The answer must consist of every line from the entries that holds the word "return".

Given data Start Marker

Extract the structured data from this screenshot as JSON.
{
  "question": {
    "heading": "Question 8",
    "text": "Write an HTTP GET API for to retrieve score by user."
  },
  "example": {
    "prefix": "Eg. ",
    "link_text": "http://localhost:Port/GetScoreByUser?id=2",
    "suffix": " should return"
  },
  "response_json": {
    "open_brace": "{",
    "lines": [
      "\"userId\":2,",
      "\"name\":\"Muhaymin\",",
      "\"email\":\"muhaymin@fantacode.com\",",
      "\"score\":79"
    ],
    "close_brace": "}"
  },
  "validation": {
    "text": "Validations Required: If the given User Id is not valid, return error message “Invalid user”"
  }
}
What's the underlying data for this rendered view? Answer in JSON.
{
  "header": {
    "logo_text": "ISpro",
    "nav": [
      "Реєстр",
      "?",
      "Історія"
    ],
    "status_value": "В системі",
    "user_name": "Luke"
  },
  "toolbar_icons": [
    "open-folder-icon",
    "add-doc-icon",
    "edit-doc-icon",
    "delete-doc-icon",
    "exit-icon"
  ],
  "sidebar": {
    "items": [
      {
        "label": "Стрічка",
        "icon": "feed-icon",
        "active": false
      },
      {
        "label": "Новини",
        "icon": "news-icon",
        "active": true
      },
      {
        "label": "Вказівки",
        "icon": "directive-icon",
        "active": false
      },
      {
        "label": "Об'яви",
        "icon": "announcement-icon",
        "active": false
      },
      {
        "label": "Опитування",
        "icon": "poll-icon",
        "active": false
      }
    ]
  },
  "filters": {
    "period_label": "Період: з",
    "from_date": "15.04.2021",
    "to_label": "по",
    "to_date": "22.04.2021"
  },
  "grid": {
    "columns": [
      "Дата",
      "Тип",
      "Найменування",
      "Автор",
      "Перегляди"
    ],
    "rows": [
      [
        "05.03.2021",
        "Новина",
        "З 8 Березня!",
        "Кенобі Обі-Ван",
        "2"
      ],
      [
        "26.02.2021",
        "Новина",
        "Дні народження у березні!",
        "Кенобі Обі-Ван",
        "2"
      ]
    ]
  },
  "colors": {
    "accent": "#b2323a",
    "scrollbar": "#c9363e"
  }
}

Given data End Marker

> Problem solution:
    "suffix": " should return"
    "text": "Validations Required: If the given User Id is not valid, return error message “Invalid user”"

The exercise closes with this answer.